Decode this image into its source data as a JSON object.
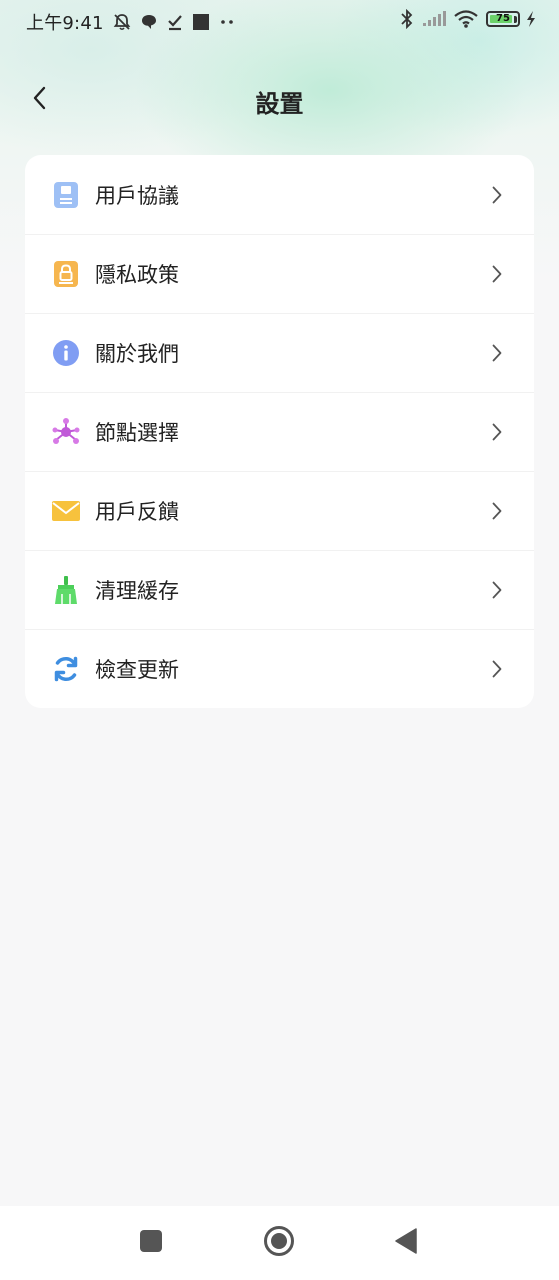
{
  "status_bar": {
    "time": "上午9:41",
    "battery_level": "75",
    "icons": [
      "mute-bell-icon",
      "chat-bubble-icon",
      "checkmark-icon",
      "square-icon",
      "more-dots-icon",
      "bluetooth-icon",
      "signal-icon",
      "wifi-icon",
      "battery-icon",
      "charging-icon"
    ]
  },
  "header": {
    "title": "設置",
    "back_icon": "chevron-left-icon"
  },
  "settings": {
    "items": [
      {
        "label": "用戶協議",
        "icon": "document-icon",
        "color": "#8fb7f3"
      },
      {
        "label": "隱私政策",
        "icon": "privacy-lock-icon",
        "color": "#f5b24f"
      },
      {
        "label": "關於我們",
        "icon": "info-icon",
        "color": "#7f9cf5"
      },
      {
        "label": "節點選擇",
        "icon": "node-network-icon",
        "color": "#c05ad8"
      },
      {
        "label": "用戶反饋",
        "icon": "mail-icon",
        "color": "#f7c23d"
      },
      {
        "label": "清理緩存",
        "icon": "broom-icon",
        "color": "#4ccf5a"
      },
      {
        "label": "檢查更新",
        "icon": "refresh-icon",
        "color": "#3f8ee0"
      }
    ]
  },
  "nav_bar": {
    "recents_icon": "square-icon",
    "home_icon": "circle-icon",
    "back_icon": "triangle-back-icon"
  }
}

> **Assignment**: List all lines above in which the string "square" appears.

> **Solved problem**:
      "square-icon",
    "recents_icon": "square-icon",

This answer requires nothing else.